The online newspaper The Daily Beast (which owes its name to a fictional newspaper in Scoop) recently ran a story by James Kirchick entitled “The Brit Grifters and the Designated American Suckers.” This suggests a history of British residents whose careers have hit a wall in their homeland and who move to the USA where they set themselves up as experts of one kind or another. In the USA, they manage to succeed, at least for a time, thanks to American gullibility. Current examples of this type of career transfer, according to The Beast, include Louise Mensch, Milo Yiannopolis, Piers Morgan, and Sebastian Gorka.
The Beast then notes a long literary tradition of this type of transatlantic career move starting with The King and The Duke in Huckleberry Finn and continuing with the shady young Englishmen hanging around Jay Gatsby’s crowd in Fitzgerald’s novel.
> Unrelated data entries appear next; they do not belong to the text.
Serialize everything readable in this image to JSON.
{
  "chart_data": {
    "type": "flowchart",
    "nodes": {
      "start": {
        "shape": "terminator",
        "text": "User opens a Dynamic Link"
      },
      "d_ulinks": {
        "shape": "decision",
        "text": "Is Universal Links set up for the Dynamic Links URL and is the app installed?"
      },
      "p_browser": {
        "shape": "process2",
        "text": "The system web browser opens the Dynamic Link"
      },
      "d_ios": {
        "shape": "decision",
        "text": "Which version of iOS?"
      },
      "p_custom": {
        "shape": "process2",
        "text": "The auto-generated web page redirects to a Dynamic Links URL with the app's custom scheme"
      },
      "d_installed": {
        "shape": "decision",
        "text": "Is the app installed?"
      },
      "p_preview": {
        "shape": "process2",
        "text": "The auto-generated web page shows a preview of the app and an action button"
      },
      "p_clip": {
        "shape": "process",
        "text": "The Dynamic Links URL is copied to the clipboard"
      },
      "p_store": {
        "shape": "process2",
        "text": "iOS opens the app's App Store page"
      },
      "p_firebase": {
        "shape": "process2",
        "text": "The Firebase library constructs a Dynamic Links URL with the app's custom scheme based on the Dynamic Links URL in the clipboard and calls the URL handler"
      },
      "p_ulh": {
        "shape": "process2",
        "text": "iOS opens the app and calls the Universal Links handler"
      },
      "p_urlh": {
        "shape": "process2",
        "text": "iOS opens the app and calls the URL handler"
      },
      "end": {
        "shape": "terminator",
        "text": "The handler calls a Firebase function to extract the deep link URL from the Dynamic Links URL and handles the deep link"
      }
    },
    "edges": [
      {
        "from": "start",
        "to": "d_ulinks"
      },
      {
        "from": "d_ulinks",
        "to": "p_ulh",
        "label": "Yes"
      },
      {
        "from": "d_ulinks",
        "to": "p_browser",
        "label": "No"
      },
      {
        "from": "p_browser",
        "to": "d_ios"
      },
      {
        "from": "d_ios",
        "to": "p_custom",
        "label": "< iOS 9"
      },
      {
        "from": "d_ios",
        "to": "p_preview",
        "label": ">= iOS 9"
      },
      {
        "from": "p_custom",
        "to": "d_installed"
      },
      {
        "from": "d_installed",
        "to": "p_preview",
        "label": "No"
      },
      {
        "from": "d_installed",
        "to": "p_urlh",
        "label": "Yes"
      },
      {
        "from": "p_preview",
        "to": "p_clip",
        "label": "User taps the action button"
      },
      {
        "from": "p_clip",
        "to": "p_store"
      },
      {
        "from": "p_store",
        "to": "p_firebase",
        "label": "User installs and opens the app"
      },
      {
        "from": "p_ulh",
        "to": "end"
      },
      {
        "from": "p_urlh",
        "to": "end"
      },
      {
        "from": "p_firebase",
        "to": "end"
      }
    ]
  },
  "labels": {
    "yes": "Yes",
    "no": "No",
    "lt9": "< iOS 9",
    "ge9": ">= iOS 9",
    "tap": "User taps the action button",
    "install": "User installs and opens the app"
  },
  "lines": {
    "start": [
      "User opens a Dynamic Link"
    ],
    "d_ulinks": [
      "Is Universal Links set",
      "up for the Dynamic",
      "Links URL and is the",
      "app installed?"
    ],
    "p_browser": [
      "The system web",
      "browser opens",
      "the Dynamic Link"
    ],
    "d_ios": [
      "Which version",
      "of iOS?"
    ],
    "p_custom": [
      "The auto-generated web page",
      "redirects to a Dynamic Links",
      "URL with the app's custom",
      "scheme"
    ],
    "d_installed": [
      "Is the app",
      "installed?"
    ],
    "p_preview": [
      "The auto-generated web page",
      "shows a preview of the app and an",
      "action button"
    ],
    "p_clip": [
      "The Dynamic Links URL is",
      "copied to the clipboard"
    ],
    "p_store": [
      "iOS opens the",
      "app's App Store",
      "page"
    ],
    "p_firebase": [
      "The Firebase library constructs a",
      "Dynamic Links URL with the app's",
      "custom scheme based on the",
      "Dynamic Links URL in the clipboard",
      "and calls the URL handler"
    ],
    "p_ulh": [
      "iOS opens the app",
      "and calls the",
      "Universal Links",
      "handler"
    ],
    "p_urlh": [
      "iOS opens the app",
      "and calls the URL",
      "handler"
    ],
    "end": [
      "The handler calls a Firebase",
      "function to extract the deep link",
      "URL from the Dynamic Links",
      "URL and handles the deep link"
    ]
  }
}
More recently, examples have appeared in films such as Arthur and Dirty Rotten Scoundrels, where the phonies were played by Dudley Moore and Michael Caine, respectively. Perhaps another example might be the hired gunman Butler in Robert Altman’s 1971 film McCabe and Mrs Miller. Although we don’t know his back story, his accent would suggest that he may have occupied a more exalted position in England, at least for a time. Waugh also made a contribution to this literary stereotype:
Evelyn Waugh’s comedic novella The Loved One, a devilish satire of English expatriates in Hollywood, featured the character Dennis Barlow, a poet and failed screenwriter who winds up working at a pet cemetery. In his attempts to court a young cosmetician, Barlow frequently peppers his speech with quotations from Tennyson and Poe while pretending that the verse is his own.
That’s a good point but Dennis can hardly be said to have achieved the level of success of the recent British grifters cited in The Beast. Indeed, Dennis ended up cremating his loved one at the pet cemetery after she ditched him, before going back to Blighty with his tail rather between his legs than wagging.